> **Task goal**: Please restate the listing that follows without changing anything.

> **Exercise material**:
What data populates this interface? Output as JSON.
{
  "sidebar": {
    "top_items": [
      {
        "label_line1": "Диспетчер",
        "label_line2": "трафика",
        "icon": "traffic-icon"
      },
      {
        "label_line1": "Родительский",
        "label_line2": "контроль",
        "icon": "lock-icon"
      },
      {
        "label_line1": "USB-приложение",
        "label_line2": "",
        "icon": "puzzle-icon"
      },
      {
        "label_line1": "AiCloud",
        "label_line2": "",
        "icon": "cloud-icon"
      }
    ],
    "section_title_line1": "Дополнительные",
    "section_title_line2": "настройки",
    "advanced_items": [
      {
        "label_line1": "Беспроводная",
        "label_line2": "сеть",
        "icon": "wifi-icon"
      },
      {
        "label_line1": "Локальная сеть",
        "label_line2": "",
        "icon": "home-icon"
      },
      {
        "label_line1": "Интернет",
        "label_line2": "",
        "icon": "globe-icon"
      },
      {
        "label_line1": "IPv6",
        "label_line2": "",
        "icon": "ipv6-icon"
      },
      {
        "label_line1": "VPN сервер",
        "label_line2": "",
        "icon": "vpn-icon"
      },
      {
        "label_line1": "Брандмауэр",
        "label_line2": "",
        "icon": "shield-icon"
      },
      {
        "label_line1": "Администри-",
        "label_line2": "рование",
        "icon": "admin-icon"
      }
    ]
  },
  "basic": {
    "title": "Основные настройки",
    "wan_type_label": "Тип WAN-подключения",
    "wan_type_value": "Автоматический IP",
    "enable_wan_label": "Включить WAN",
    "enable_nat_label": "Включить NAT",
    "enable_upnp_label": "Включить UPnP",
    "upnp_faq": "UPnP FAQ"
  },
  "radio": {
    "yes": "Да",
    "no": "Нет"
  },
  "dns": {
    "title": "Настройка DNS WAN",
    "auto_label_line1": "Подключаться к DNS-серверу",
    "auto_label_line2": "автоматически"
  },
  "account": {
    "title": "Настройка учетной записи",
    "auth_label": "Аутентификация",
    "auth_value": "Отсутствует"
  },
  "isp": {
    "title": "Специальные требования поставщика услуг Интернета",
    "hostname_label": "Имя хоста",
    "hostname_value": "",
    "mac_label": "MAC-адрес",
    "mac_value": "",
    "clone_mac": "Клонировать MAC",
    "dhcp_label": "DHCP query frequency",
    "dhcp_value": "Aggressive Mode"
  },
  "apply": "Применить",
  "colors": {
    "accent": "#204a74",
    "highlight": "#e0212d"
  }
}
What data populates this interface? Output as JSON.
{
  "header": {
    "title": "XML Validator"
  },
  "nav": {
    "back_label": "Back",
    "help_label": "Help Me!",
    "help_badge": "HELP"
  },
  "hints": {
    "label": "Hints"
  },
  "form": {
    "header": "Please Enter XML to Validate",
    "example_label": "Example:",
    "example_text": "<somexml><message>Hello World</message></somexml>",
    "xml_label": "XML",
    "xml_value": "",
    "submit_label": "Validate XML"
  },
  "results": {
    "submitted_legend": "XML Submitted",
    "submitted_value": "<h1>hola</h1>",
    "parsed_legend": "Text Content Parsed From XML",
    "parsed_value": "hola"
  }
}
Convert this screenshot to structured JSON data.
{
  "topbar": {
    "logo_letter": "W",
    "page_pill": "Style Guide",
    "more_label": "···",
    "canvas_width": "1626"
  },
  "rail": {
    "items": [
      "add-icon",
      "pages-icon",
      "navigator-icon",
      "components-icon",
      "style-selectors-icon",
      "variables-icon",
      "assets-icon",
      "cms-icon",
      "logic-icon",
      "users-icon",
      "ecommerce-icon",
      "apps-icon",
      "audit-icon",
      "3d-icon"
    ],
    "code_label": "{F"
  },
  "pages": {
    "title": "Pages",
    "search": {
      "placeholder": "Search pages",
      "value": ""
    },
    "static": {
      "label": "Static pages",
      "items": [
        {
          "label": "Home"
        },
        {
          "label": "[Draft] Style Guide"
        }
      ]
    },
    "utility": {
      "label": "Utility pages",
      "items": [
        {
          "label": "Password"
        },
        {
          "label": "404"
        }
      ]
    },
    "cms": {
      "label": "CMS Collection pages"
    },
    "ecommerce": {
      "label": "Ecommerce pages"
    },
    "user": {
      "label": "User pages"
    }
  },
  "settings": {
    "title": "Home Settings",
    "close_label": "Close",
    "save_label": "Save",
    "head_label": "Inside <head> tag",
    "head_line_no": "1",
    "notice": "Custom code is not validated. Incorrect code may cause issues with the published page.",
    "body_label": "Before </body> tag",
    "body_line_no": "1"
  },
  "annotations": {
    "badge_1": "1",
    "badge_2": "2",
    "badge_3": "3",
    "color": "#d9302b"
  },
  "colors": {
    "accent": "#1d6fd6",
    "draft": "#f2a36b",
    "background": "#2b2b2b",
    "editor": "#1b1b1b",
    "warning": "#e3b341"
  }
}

> **Task solution**:
What data populates this interface? Output as JSON.
{
  "sidebar": {
    "top_items": [
      {
        "label_line1": "Диспетчер",
        "label_line2": "трафика",
        "icon": "traffic-icon"
      },
      {
        "label_line1": "Родительский",
        "label_line2": "контроль",
        "icon": "lock-icon"
      },
      {
        "label_line1": "USB-приложение",
        "label_line2": "",
        "icon": "puzzle-icon"
      },
      {
        "label_line1": "AiCloud",
        "label_line2": "",
        "icon": "cloud-icon"
      }
    ],
    "section_title_line1": "Дополнительные",
    "section_title_line2": "настройки",
    "advanced_items": [
      {
        "label_line1": "Беспроводная",
        "label_line2": "сеть",
        "icon": "wifi-icon"
      },
      {
        "label_line1": "Локальная сеть",
        "label_line2": "",
        "icon": "home-icon"
      },
      {
        "label_line1": "Интернет",
        "label_line2": "",
        "icon": "globe-icon"
      },
      {
        "label_line1": "IPv6",
        "label_line2": "",
        "icon": "ipv6-icon"
      },
      {
        "label_line1": "VPN сервер",
        "label_line2": "",
        "icon": "vpn-icon"
      },
      {
        "label_line1": "Брандмауэр",
        "label_line2": "",
        "icon": "shield-icon"
      },
      {
        "label_line1": "Администри-",
        "label_line2": "рование",
        "icon": "admin-icon"
      }
    ]
  },
  "basic": {
    "title": "Основные настройки",
    "wan_type_label": "Тип WAN-подключения",
    "wan_type_value": "Автоматический IP",
    "enable_wan_label": "Включить WAN",
    "enable_nat_label": "Включить NAT",
    "enable_upnp_label": "Включить UPnP",
    "upnp_faq": "UPnP FAQ"
  },
  "radio": {
    "yes": "Да",
    "no": "Нет"
  },
  "dns": {
    "title": "Настройка DNS WAN",
    "auto_label_line1": "Подключаться к DNS-серверу",
    "auto_label_line2": "автоматически"
  },
  "account": {
    "title": "Настройка учетной записи",
    "auth_label": "Аутентификация",
    "auth_value": "Отсутствует"
  },
  "isp": {
    "title": "Специальные требования поставщика услуг Интернета",
    "hostname_label": "Имя хоста",
    "hostname_value": "",
    "mac_label": "MAC-адрес",
    "mac_value": "",
    "clone_mac": "Клонировать MAC",
    "dhcp_label": "DHCP query frequency",
    "dhcp_value": "Aggressive Mode"
  },
  "apply": "Применить",
  "colors": {
    "accent": "#204a74",
    "highlight": "#e0212d"
  }
}
What data populates this interface? Output as JSON.
{
  "header": {
    "title": "XML Validator"
  },
  "nav": {
    "back_label": "Back",
    "help_label": "Help Me!",
    "help_badge": "HELP"
  },
  "hints": {
    "label": "Hints"
  },
  "form": {
    "header": "Please Enter XML to Validate",
    "example_label": "Example:",
    "example_text": "<somexml><message>Hello World</message></somexml>",
    "xml_label": "XML",
    "xml_value": "",
    "submit_label": "Validate XML"
  },
  "results": {
    "submitted_legend": "XML Submitted",
    "submitted_value": "<h1>hola</h1>",
    "parsed_legend": "Text Content Parsed From XML",
    "parsed_value": "hola"
  }
}
Convert this screenshot to structured JSON data.
{
  "topbar": {
    "logo_letter": "W",
    "page_pill": "Style Guide",
    "more_label": "···",
    "canvas_width": "1626"
  },
  "rail": {
    "items": [
      "add-icon",
      "pages-icon",
      "navigator-icon",
      "components-icon",
      "style-selectors-icon",
      "variables-icon",
      "assets-icon",
      "cms-icon",
      "logic-icon",
      "users-icon",
      "ecommerce-icon",
      "apps-icon",
      "audit-icon",
      "3d-icon"
    ],
    "code_label": "{F"
  },
  "pages": {
    "title": "Pages",
    "search": {
      "placeholder": "Search pages",
      "value": ""
    },
    "static": {
      "label": "Static pages",
      "items": [
        {
          "label": "Home"
        },
        {
          "label": "[Draft] Style Guide"
        }
      ]
    },
    "utility": {
      "label": "Utility pages",
      "items": [
        {
          "label": "Password"
        },
        {
          "label": "404"
        }
      ]
    },
    "cms": {
      "label": "CMS Collection pages"
    },
    "ecommerce": {
      "label": "Ecommerce pages"
    },
    "user": {
      "label": "User pages"
    }
  },
  "settings": {
    "title": "Home Settings",
    "close_label": "Close",
    "save_label": "Save",
    "head_label": "Inside <head> tag",
    "head_line_no": "1",
    "notice": "Custom code is not validated. Incorrect code may cause issues with the published page.",
    "body_label": "Before </body> tag",
    "body_line_no": "1"
  },
  "annotations": {
    "badge_1": "1",
    "badge_2": "2",
    "badge_3": "3",
    "color": "#d9302b"
  },
  "colors": {
    "accent": "#1d6fd6",
    "draft": "#f2a36b",
    "background": "#2b2b2b",
    "editor": "#1b1b1b",
    "warning": "#e3b341"
  }
}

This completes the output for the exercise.